Congratulations on the new library, because it isn’t just a library. It is a space ship that will take you to the farthest reaches of the Universe, a time machine that will take you to the far past and the far future, a teacher that knows more than any human being, a friend that will amuse you and console you — and most of all, a gateway, to a better and happier and more useful life
Isaac Asimov to future patrons of a library in Troy, Michigan on 16 March 1971
Earlier today, I started to wonder how expense it has become to go to college these days. As Mona and I were chatting, we conjectured that the increases were tiny if we were to consider cumulative inflation over the same period.
Best way to find out was to dig into the data, so here we go:
Well, it is pretty interesting to see that VT increased its In-state tuition from $2537 in 2003 to $5254 in 2011; an increase of 107%.
During the same period UC Berkeley went from $2928 in 2003 to $6696 in 2011; clocking a whopping increase of 128%.
Chart 2: Wondering what the percentage increases were year over year ?
Chart 2 reveals a sudden spike of 27% in UC Berkeley in-state tuition due to the State of California going bankrupt, and the reduction of state support to the institute.
On average though, both programs saw double digit % increases at the start of the decade and sustained a stable 5+% increase every year.
And what about inflation? While, I am not an expert in inflation, a few Google searches brought me to Inflationdata.com’s Inflation Calculator which helps you check the cumulative inflation over a given period of time. Cumulative inflation over this (2003 to 2011) period is 22.3%
Therefore, the cost of college has accelerated at 4X-5X when compared to inflation.
In the Information Age when content wants to be free, it is quite surprising to see the cost of education continue to skyrocket.
PS: Yes, I know the distinction between information and knowledge; and do not mean to discount the value of good teaching.
But that is not the point of this post. I think e-books are great for several reasons from portability, lower environmental footprint, search, sharing, and so on and so forth.
Personally, I am a big fan of bookstores and dearly miss the wonder of spending Saturday afternoons strolling the aisles of the Borders in the SoMA area of San Francisco. The Borders shutdown a few weeks ago, and I’ve been distraught ever since. My loss isn’t as much about the impending demise of an institution that sells physical books, as it is about the demise of an intellectual construct/environment it created.
Bookstores create a unique environment that enables serendipity. The freedom to explore the works of different authors, different genres, ask for help when you need it, or be private when you want, the smell of fresh brewed coffee, and familiar faces. Bookstores also create an environment for like-minded people to mingle in a safe and cordial setting.

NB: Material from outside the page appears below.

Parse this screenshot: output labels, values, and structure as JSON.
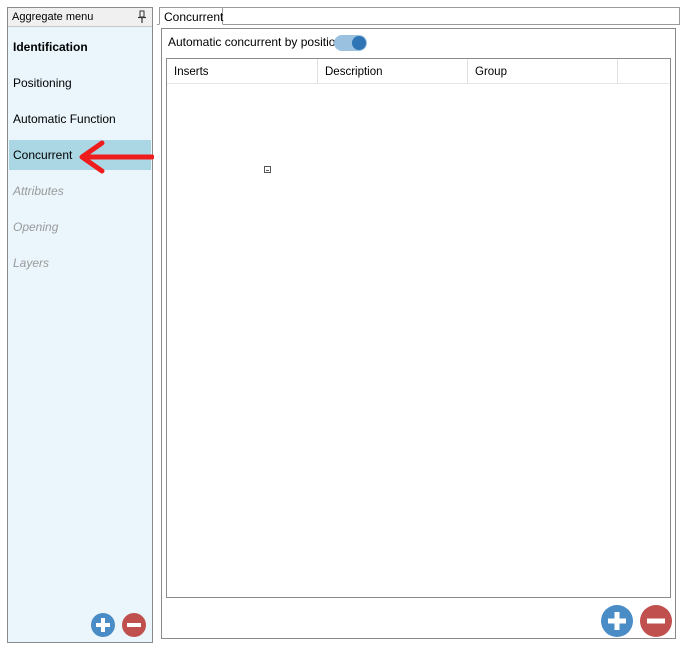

While the neighborhood bookstore is vanishing, the neighborhood coffee shop is alive & thriving. I am hopeful that these coffee shops will evolve to be spaces that afford much of the great features of bookstores.
From a business standpoint, Starbucks has a vast network of stores and a vibrant digital network (wifi network, music download service, ad network, etc) that can virtually serve the function of bringing books to people’s computers, tablets, and mobile phones.
I am disappointed that my children (in the future) likely won’t experience the wonders of bookstores the way I did.